[Ed. – Without disputing that these people exist, there is a sense of their being significantly oversold by outlets like the New York Times. As long as NYT keeps singing Antifa’s tune, meanwhile, there’s no pretending that their perspective on Nazi sympathizers is a credibly mainstream one. I am anti-fascist. Antifa isn’t, and I’m not so sure about NYT.]
In Ohio, amid the row crops and rolling hills, the Olive Gardens and Steak ’n Shakes, Mr. Hovater’s presence can make hardly a ripple. He is the Nazi sympathizer next door, polite and low-key at a time the old boundaries of accepted political activity can seem alarmingly in flux. Most Americans would be disgusted and baffled by his casually approving remarks about Hitler, disdain for democracy and belief that the races are better off separate. But his tattoos are innocuous pop-culture references: a slice of cherry pie adorns one arm, a homage to the TV show “Twin Peaks.” He says he prefers to spread the gospel of white nationalism with satire. He is a big “Seinfeld” fan.

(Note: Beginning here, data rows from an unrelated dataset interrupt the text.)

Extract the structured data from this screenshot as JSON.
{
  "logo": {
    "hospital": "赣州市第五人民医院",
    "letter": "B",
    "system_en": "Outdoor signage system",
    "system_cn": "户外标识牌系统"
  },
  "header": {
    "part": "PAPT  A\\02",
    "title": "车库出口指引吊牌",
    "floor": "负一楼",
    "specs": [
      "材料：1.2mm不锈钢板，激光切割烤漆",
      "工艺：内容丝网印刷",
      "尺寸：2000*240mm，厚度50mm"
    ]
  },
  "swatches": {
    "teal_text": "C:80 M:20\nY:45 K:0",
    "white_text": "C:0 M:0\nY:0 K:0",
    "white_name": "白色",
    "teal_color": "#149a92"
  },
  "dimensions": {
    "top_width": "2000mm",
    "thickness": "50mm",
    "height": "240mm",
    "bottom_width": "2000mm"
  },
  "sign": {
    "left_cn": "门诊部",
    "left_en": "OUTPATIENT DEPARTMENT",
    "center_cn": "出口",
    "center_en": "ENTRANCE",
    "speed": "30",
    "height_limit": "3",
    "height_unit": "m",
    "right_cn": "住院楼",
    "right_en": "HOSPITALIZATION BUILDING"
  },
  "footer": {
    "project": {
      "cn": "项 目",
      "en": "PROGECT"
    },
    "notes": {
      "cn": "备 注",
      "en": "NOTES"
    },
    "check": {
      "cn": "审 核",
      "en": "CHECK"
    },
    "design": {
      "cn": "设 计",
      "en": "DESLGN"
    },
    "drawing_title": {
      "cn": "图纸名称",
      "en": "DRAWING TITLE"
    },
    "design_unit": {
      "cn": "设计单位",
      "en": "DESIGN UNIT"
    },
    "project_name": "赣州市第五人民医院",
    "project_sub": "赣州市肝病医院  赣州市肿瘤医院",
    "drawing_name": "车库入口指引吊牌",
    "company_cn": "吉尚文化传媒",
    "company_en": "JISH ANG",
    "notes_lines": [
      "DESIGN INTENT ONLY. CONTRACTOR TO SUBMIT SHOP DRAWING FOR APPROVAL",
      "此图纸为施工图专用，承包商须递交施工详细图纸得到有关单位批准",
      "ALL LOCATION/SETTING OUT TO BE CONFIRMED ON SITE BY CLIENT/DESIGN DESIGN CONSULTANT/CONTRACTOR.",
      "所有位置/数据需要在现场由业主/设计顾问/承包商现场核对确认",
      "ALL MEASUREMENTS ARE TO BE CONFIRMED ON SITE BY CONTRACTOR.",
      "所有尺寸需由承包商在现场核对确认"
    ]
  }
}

“I guess it seems weird when talking about these type of things,” he says. “You know, I’m coming at it in a mid-90s, Jewish, New York, observational-humor way.”

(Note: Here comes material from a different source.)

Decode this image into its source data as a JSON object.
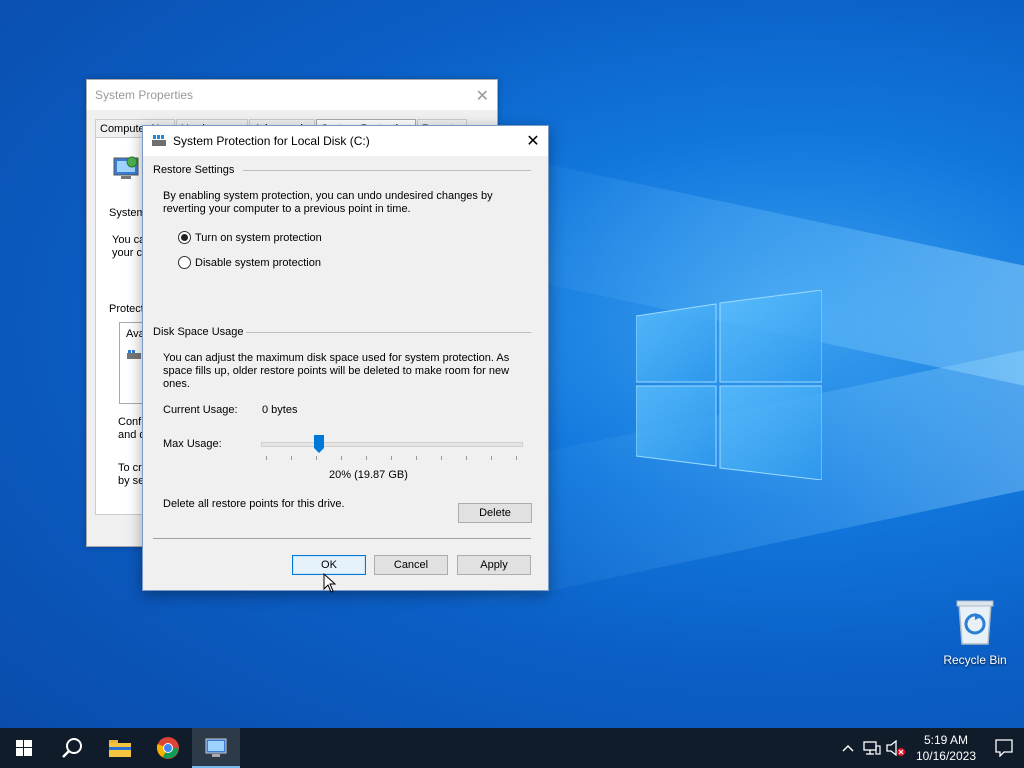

Mr. Hovater, 29, is a welder by trade. … In 2015, he helped start the Traditionalist Worker Party, one of the extreme right-wing groups that marched in Charlottesville, Va., in August, and again at a “White Lives Matter” rally last month in Tennessee. The group’s stated mission is to “fight for the interests of White Americans.’’